I picked this source because the author clearly explains in detail what child trafficking is. I’m able to relate this to my rhetorical analysis because it corresponds to the message I’m depicting from a music video which revolves around child trafficking (specifically labor exploitation amongst children and adolescents). This source is very credible because I came upon it while surfing Google Scholar.
Ronald, B. Taylor. (1973). Sweatshops In The Sun – Child Labor on the Farm.
This book is very helpful to my rhetorical analysis, as it has opened up an abundance of information on the topic I’m discussing. It is not only a scholarly source, but it’s also rich in exemplifying informational research about sweatshops and child labor exploitation. It contains extensive research on exactly how children from all over the world are mistreated through abuse and negligence. I found this source to relay a myriad of factual information concerning all aspects of the trials and tribulations that these undeserving children endure.
The Structure and Function of Communication in Society, Lasswell Harold D. 1, 2007. PDF.
The final source I decided to cite is titled “The Structure and Function of Communication in Society”, because it clearly depicts how society as a whole can remain ignorant to other world issues that they’re not directly associated with, apart from seeing or learning about them in the news. It helps my argument by support my claim that many remain unaware and unaffected by the conflicts others endure throughout the world.
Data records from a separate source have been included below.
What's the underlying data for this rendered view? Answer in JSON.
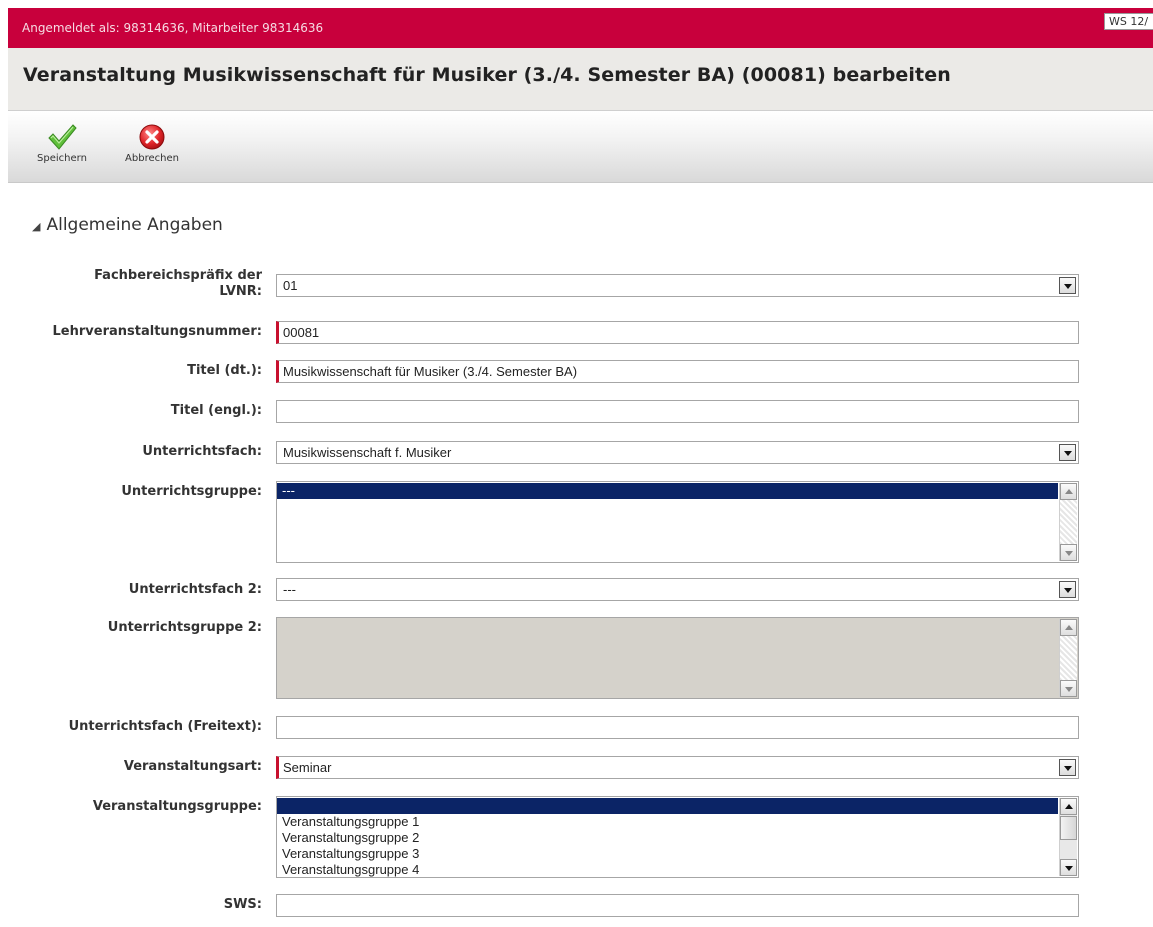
{
  "header": {
    "login_text": "Angemeldet als: 98314636, Mitarbeiter 98314636",
    "semester": "WS 12/"
  },
  "page": {
    "title": "Veranstaltung Musikwissenschaft für Musiker (3./4. Semester BA) (00081) bearbeiten"
  },
  "toolbar": {
    "save_label": "Speichern",
    "cancel_label": "Abbrechen"
  },
  "section": {
    "title": "Allgemeine Angaben"
  },
  "form": {
    "fb_prefix": {
      "label_line1": "Fachbereichspräfix der",
      "label_line2": "LVNR:",
      "value": "01"
    },
    "lv_number": {
      "label": "Lehrveranstaltungsnummer:",
      "value": "00081"
    },
    "title_de": {
      "label": "Titel (dt.):",
      "value": "Musikwissenschaft für Musiker (3./4. Semester BA)"
    },
    "title_en": {
      "label": "Titel (engl.):",
      "value": ""
    },
    "subject": {
      "label": "Unterrichtsfach:",
      "value": "Musikwissenschaft f. Musiker"
    },
    "group": {
      "label": "Unterrichtsgruppe:",
      "items": [
        "---"
      ]
    },
    "subject2": {
      "label": "Unterrichtsfach 2:",
      "value": "---"
    },
    "group2": {
      "label": "Unterrichtsgruppe 2:"
    },
    "subject_free": {
      "label": "Unterrichtsfach (Freitext):",
      "value": ""
    },
    "event_type": {
      "label": "Veranstaltungsart:",
      "value": "Seminar"
    },
    "event_group": {
      "label": "Veranstaltungsgruppe:",
      "items": [
        "",
        "Veranstaltungsgruppe 1",
        "Veranstaltungsgruppe 2",
        "Veranstaltungsgruppe 3",
        "Veranstaltungsgruppe 4"
      ]
    },
    "sws": {
      "label": "SWS:",
      "value": ""
    }
  },
  "colors": {
    "brand_red": "#c8003c",
    "selection_navy": "#0b2466",
    "required_marker": "#c8102e"
  },
  "icons": {
    "save": "checkmark-icon",
    "cancel": "cancel-x-icon"
  }
}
This source is credible, I found this book full of legitimacy on Google Scholar.
Kristof, Nicholas. WuDunn, Sheryl. Two Cheers for Sweatshops. New York Times Archives, Sep 2000.